Start of SOURCE MATERIAL

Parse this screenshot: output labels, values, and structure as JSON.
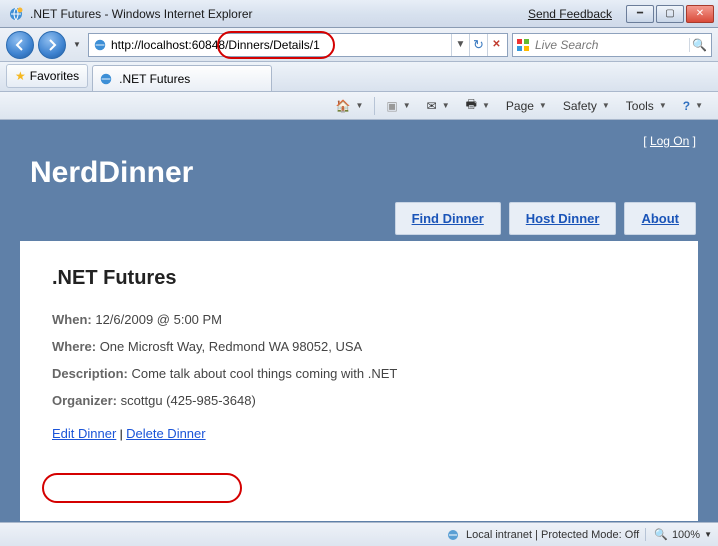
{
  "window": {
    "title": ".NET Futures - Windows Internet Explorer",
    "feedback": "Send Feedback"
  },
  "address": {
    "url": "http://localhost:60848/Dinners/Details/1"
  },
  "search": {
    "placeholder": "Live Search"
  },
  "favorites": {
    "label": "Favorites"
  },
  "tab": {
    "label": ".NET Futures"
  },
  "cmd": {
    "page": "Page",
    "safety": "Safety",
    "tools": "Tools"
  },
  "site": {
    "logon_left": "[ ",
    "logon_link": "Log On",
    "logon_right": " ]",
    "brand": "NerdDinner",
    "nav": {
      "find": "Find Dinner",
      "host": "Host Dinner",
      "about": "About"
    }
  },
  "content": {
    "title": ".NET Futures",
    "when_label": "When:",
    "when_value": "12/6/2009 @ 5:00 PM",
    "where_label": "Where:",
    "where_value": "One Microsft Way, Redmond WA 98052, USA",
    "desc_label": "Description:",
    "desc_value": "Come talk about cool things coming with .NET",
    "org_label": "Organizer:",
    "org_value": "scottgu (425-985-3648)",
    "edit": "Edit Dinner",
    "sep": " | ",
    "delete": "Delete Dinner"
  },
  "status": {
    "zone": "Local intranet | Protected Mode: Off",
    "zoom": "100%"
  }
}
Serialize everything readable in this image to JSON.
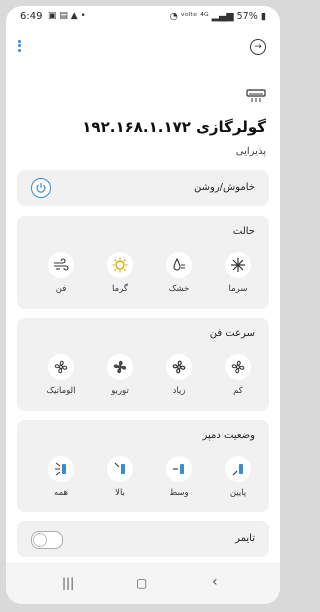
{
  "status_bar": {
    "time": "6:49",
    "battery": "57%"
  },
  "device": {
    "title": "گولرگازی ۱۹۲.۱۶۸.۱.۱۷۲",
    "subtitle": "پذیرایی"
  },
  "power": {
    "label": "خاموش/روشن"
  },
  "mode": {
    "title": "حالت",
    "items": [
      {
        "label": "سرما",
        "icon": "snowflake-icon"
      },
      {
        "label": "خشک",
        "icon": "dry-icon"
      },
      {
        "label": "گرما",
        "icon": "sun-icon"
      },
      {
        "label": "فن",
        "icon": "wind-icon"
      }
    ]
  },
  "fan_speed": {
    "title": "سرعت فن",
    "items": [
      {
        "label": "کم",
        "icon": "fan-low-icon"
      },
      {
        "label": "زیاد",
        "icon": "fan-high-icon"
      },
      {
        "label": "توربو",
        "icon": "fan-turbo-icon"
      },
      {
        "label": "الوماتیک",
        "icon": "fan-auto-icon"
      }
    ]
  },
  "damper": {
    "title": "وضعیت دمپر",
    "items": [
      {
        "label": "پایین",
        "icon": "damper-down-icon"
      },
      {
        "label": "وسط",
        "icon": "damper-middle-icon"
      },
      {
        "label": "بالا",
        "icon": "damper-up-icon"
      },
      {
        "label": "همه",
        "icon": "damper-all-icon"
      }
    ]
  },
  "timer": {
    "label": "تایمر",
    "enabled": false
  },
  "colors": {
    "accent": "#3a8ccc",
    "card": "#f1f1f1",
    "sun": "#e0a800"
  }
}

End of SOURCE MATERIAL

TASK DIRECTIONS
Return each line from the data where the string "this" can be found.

EXPECTED ANSWER
Parse this screenshot: output labels, values, and structure as JSON.
Serialize everything readable in this image to JSON.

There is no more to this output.